7 Best Practices for Networking That Actually Work

Your network is your net worth.

When people think about networking, they imagine themselves walking around a big event, shaking hands and exchanging business cards, with the hope that sometime in the not-so-distant future an incredible chance will fall right into their lap.

photo-1522202176988-66273c2fd55f.jpg

That’s not really networking .

The best networking I have ever done has been the result of genuine curiosity, and usually in environments most people would never use for networking.

The truth is, people don’t like “being networked.” Nobody likes the idea of shaking hands with someone and there being this underlying expectation of, “You scratch my back and I’ll scratch yours.” It just feels contrived.

Friends do business with friends.

I make an effort to make genuine connections with the people I interact with. I want to know what their dreams are, what they hope to build or share with people  — and then I want to see if there’s anything I can do to help them.

If something comes back to me as a result of it, great. If not, that is fine. We’re friends.

1. Make friends, not contacts.

What I am proposing is that you genuinely open yourself up to other people and connect emotionally.

Share your goals, share your aspirations, share your hopes and dreams, and what challenges you’re currently facing — and then let them do the same.

2. Listen.

People are so used to being met with the feeling of “I’m waiting for you to finish speaking so I can talk again." It is astounding how much people will divulge when you show them you are genuinely interested in and listening to what they’re saying.

3. Tell your story

I can’t tell you how many people I meet who have the most incredible zero-to-champion stories, and then I go to their website and it looks and sounds and acts like everyone else’s in their space.

Tell your story — not the story you think everyone wants to hear.

4. Ask for an introduction

If you want to meet someone in particular, ask the people you know if they know anyone who knows the person — and then ask them to make an introduction. At the end of the day, a warm lead is always better than a cold lead.

5. Give, give, give, give, and then give more — and then ask

Whenever I meet someone new, my first thought is not, “What can I get out of this person?”

My first thought is, “How can I help this person?”

When people immediately ask for something from someone they just met, a very different precedent for the relationship is established. Immediately, the other party knows that they are nothing more than a steppingstone — and nobody likes to feel like that.

Give first.

Whenever you help someone reach a goal, make a connection, overcome an obstacle, etc., you are doing so many important things for that relationship. You are establishing a friendship. You are showing your willingness to invest in him or her first. You are showing your value. And you are building trust.

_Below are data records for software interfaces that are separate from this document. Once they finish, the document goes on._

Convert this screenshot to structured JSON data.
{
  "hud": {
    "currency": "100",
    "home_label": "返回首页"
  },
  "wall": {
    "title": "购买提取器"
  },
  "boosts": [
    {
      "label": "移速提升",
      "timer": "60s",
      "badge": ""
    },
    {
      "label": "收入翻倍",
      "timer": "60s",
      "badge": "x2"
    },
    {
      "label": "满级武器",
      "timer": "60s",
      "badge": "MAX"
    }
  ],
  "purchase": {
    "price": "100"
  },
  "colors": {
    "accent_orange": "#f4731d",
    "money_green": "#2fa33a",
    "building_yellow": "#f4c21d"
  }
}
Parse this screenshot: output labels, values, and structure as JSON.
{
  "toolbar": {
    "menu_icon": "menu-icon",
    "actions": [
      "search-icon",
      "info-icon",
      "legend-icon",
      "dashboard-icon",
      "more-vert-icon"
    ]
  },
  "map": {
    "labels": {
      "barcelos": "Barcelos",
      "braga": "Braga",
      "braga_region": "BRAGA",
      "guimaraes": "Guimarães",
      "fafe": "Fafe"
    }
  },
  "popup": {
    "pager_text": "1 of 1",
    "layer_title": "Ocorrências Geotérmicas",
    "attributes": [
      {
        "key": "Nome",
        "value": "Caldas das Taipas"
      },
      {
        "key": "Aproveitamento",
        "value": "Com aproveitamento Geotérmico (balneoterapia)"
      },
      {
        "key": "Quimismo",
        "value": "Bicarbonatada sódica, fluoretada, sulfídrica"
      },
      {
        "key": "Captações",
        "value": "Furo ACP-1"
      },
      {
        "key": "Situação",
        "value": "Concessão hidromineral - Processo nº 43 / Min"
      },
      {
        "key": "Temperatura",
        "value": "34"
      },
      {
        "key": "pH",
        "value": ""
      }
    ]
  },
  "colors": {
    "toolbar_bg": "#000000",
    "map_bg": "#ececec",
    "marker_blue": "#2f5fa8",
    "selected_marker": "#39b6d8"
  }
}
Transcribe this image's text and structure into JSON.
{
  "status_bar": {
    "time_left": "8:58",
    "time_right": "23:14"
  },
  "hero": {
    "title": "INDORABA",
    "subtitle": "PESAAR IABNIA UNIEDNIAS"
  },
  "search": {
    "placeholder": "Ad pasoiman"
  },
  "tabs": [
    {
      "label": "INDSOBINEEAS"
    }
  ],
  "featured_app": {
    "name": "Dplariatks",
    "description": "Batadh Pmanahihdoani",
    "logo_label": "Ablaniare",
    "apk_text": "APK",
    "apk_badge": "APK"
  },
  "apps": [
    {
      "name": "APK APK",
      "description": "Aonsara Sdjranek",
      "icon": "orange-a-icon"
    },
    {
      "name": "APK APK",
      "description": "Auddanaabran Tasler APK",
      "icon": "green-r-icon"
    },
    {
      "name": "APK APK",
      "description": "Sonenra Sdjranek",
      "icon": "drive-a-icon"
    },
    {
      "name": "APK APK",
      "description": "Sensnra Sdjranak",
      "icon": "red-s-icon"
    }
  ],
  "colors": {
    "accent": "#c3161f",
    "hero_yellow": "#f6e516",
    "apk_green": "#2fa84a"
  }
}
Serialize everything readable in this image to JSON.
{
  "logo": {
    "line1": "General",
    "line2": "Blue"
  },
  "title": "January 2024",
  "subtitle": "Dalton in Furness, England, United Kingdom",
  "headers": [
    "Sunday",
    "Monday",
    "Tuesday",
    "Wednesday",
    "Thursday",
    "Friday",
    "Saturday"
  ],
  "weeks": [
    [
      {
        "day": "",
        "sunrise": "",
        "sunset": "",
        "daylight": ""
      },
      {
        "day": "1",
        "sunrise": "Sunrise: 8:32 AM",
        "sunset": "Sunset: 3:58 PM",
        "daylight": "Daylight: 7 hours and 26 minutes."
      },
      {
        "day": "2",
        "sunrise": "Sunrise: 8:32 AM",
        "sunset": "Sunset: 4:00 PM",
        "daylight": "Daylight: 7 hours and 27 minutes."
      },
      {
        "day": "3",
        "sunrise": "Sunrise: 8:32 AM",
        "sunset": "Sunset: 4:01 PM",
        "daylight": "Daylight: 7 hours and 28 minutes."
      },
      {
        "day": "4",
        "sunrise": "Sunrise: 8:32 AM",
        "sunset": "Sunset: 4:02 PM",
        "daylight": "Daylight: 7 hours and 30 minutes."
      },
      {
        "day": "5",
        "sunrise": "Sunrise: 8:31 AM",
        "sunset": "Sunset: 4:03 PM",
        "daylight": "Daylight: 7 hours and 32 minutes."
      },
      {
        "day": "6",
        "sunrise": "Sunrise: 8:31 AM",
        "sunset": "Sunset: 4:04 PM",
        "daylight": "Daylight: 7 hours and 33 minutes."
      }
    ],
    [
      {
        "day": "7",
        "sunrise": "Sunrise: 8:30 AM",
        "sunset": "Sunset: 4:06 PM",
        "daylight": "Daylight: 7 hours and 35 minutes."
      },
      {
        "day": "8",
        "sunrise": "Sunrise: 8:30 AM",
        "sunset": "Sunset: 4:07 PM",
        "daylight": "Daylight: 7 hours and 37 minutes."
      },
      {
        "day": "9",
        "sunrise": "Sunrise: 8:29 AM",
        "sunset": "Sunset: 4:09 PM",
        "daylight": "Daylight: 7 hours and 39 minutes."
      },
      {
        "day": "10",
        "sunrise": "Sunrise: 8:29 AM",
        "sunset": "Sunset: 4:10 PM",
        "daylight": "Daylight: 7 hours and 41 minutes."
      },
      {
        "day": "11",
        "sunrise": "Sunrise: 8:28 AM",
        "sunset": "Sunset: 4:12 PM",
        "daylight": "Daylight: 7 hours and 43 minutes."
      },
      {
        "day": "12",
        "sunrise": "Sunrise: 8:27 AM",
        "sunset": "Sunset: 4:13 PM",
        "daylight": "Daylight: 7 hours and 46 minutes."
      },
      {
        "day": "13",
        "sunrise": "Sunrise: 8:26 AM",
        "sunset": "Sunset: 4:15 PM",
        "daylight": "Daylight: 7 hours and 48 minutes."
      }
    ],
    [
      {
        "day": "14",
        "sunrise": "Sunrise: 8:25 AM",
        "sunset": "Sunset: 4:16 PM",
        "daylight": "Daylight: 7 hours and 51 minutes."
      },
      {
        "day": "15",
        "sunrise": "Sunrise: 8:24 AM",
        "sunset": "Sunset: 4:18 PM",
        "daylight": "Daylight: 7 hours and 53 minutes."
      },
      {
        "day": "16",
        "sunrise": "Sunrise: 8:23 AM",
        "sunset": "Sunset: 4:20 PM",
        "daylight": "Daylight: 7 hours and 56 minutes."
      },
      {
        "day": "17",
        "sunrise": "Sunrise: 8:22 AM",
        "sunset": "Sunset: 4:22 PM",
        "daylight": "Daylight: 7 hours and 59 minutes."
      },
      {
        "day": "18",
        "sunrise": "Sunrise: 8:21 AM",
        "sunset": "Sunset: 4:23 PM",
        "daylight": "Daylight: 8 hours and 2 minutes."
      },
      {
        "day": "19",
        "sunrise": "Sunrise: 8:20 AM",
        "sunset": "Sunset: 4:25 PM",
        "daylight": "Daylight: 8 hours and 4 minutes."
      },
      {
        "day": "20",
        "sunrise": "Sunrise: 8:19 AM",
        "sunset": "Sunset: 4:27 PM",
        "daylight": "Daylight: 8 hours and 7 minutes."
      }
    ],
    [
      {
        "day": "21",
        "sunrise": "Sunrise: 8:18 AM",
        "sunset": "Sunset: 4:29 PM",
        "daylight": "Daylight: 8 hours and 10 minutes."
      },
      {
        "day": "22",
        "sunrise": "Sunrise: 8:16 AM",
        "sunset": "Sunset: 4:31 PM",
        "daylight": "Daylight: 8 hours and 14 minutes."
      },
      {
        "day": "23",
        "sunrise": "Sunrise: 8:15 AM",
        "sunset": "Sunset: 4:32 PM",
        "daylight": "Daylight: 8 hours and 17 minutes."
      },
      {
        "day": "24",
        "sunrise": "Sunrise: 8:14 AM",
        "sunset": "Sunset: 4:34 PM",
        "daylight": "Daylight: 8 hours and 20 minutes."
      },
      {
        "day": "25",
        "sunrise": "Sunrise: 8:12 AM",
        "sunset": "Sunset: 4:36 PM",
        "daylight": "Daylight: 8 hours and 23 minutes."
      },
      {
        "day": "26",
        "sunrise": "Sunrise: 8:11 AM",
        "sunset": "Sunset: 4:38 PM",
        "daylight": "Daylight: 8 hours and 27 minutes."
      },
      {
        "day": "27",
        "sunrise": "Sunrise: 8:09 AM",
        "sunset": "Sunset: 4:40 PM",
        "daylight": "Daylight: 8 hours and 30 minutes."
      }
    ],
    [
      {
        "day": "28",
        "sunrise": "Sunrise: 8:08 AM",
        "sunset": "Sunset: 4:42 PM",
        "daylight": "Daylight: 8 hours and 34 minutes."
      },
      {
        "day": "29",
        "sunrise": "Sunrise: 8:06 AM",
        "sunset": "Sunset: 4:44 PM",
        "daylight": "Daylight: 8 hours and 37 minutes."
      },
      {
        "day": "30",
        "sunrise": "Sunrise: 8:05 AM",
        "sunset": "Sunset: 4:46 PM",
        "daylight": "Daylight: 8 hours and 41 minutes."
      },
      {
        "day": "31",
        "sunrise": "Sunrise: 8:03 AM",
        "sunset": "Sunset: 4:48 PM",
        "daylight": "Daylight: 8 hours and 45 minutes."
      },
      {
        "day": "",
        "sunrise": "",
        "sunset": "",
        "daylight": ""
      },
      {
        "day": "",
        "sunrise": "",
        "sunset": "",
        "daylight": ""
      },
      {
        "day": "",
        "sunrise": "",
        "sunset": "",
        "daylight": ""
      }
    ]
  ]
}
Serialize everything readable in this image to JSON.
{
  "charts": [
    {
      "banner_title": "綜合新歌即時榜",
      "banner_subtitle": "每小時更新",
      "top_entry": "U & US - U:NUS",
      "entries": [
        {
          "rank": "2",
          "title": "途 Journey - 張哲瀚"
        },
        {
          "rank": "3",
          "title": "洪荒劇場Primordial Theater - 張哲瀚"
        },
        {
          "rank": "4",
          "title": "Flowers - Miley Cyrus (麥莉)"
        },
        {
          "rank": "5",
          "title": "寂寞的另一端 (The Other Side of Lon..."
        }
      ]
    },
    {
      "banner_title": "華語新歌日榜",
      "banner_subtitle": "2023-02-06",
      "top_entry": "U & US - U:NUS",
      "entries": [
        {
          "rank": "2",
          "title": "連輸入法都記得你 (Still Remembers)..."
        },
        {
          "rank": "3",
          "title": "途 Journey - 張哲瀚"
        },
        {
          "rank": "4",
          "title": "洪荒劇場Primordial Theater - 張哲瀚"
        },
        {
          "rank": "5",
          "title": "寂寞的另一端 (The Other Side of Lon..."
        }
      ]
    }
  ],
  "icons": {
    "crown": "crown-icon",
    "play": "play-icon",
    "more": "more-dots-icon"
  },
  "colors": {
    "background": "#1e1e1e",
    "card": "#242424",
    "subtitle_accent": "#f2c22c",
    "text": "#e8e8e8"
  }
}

6. Keep your word

Especially in business your word and reputation is arguably your greatest asset. If you say you’re going to do something, do it. If you promise to follow up, follow up. If you close a deal, make sure that deal is upheld to the highest standard.

7. Introduce yourself

And finally, the most simple networking hack of them all.

Introduce yourself.

While a referral or an introduction can be great, at the end of the day it’s all about you grabbing life by the horns and saying, “This is who I am and this is what I do.”

At the gym.

At the pool.

At the club.

At whatever event.

Introduce yourself.

Real networking is just about being open to life and the people who cross your path. Real networking is about expanding your friend group. Real networking means putting your genuine self out there — not wearing your sales suit trying to sell everyone.